(Beginning of EXCERPTED DATA)
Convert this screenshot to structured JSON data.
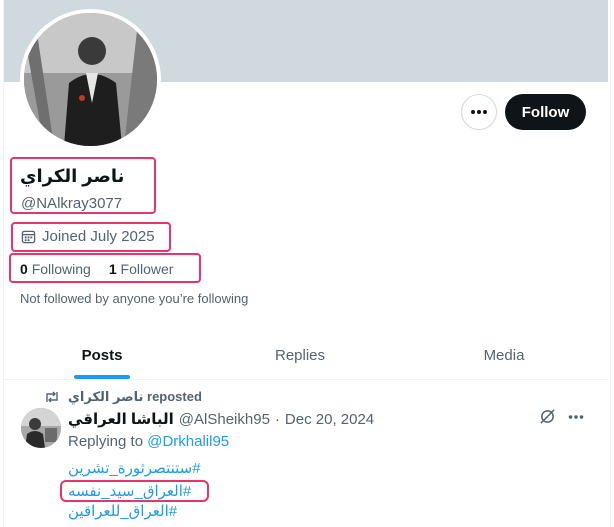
{
  "profile": {
    "display_name": "ناصر الكراي",
    "handle": "@NAlkray3077",
    "joined": "Joined July 2025",
    "following_count": "0",
    "following_label": "Following",
    "followers_count": "1",
    "followers_label": "Follower",
    "not_followed_text": "Not followed by anyone you’re following"
  },
  "actions": {
    "more_icon": "more-horizontal-icon",
    "follow_label": "Follow"
  },
  "tabs": [
    {
      "label": "Posts",
      "active": true
    },
    {
      "label": "Replies",
      "active": false
    },
    {
      "label": "Media",
      "active": false
    }
  ],
  "post": {
    "repost_name": "ناصر الكراي",
    "repost_suffix": "reposted",
    "author_name": "الباشا العراقي",
    "author_handle": "@AlSheikh95",
    "separator": "·",
    "date": "Dec 20, 2024",
    "replying_prefix": "Replying to",
    "replying_to": "@Drkhalil95",
    "hashtags": [
      "#ستنتصرثورة_تشرين",
      "#العراق_سيد_نفسه",
      "#العراق_للعراقين"
    ]
  },
  "colors": {
    "accent": "#1d9bf0",
    "highlight": "#e8336b",
    "banner": "#cfd9de",
    "follow_button": "#0f1419"
  }
}
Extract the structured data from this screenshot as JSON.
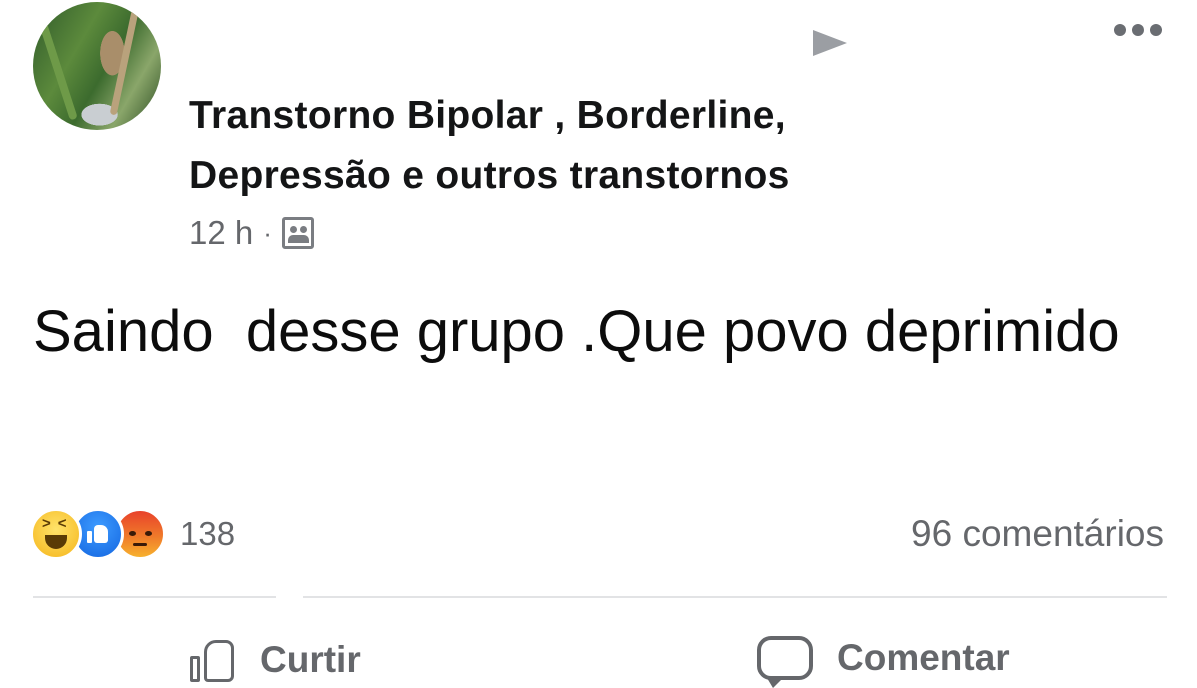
{
  "post": {
    "group_name": "Transtorno Bipolar , Borderline, Depressão e outros transtornos",
    "time": "12 h",
    "separator": "·",
    "privacy_icon": "group-icon",
    "text": "Saindo  desse grupo .Que povo deprimido"
  },
  "header_icons": {
    "play": "play-icon",
    "more": "more-icon"
  },
  "reactions": {
    "icons": [
      "haha-reaction-icon",
      "like-reaction-icon",
      "angry-reaction-icon"
    ],
    "count": "138",
    "comments": "96 comentários"
  },
  "actions": {
    "like_label": "Curtir",
    "comment_label": "Comentar"
  },
  "colors": {
    "secondary_text": "#65676b",
    "like_blue": "#1466e0",
    "haha_yellow": "#f5b51b",
    "angry_red": "#e8422b"
  }
}
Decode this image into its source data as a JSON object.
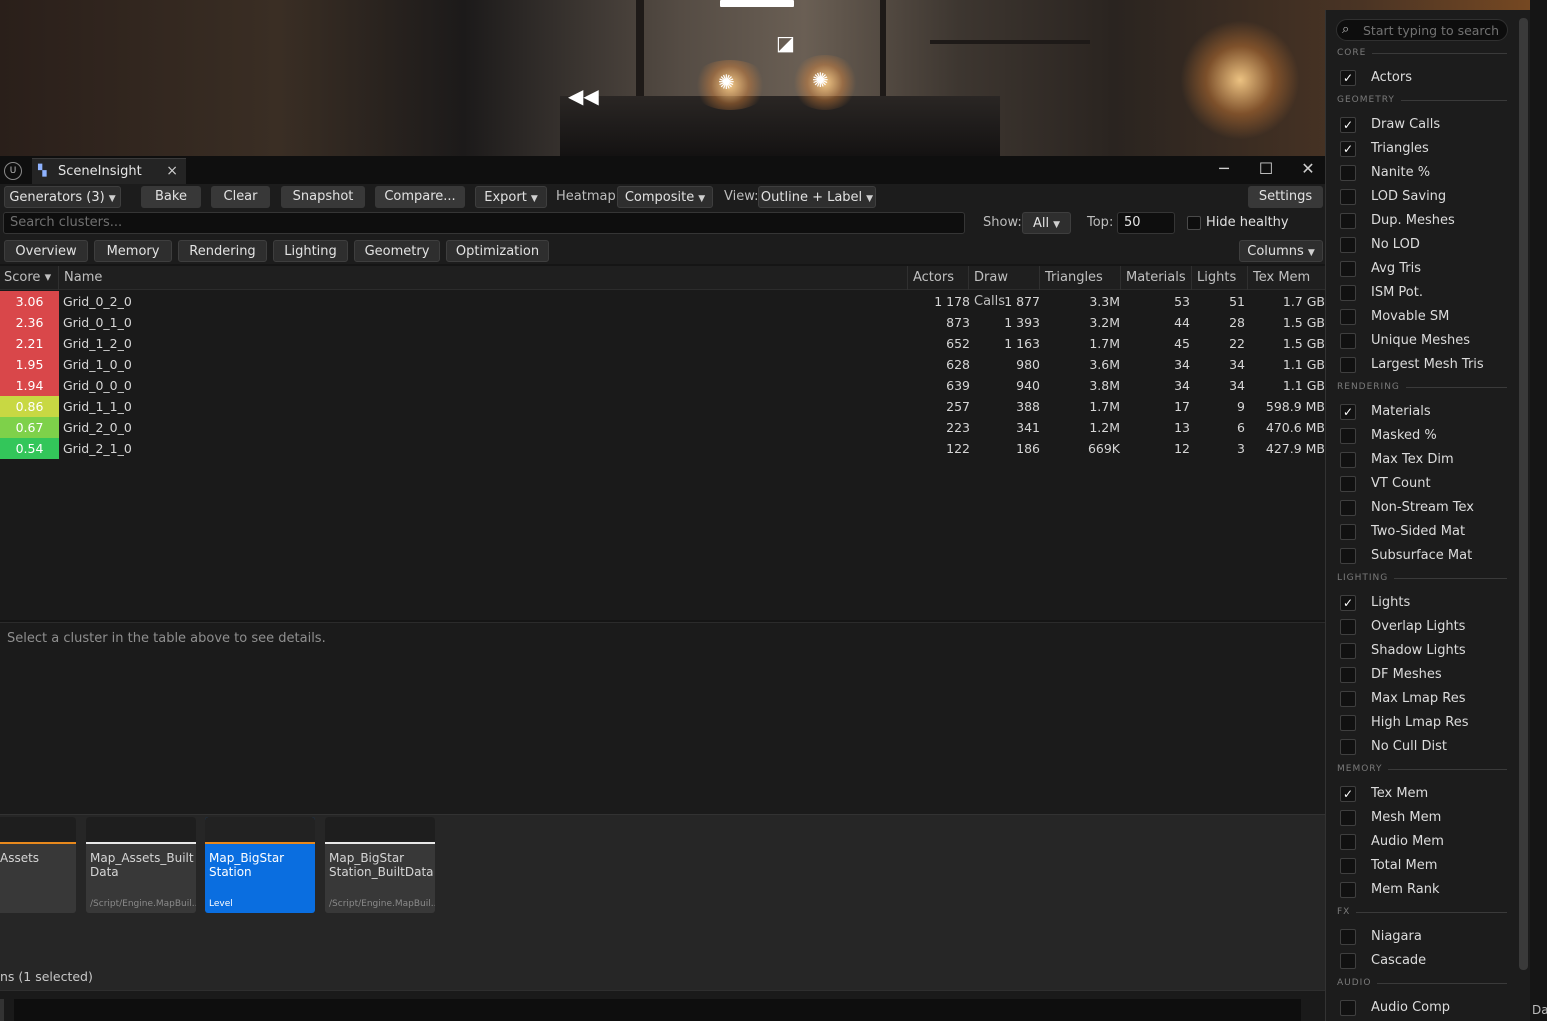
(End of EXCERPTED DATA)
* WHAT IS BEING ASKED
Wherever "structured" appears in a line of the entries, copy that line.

* RESPONSE BOX
Convert this screenshot to structured JSON data.
Extract the structured data from this screenshot as JSON.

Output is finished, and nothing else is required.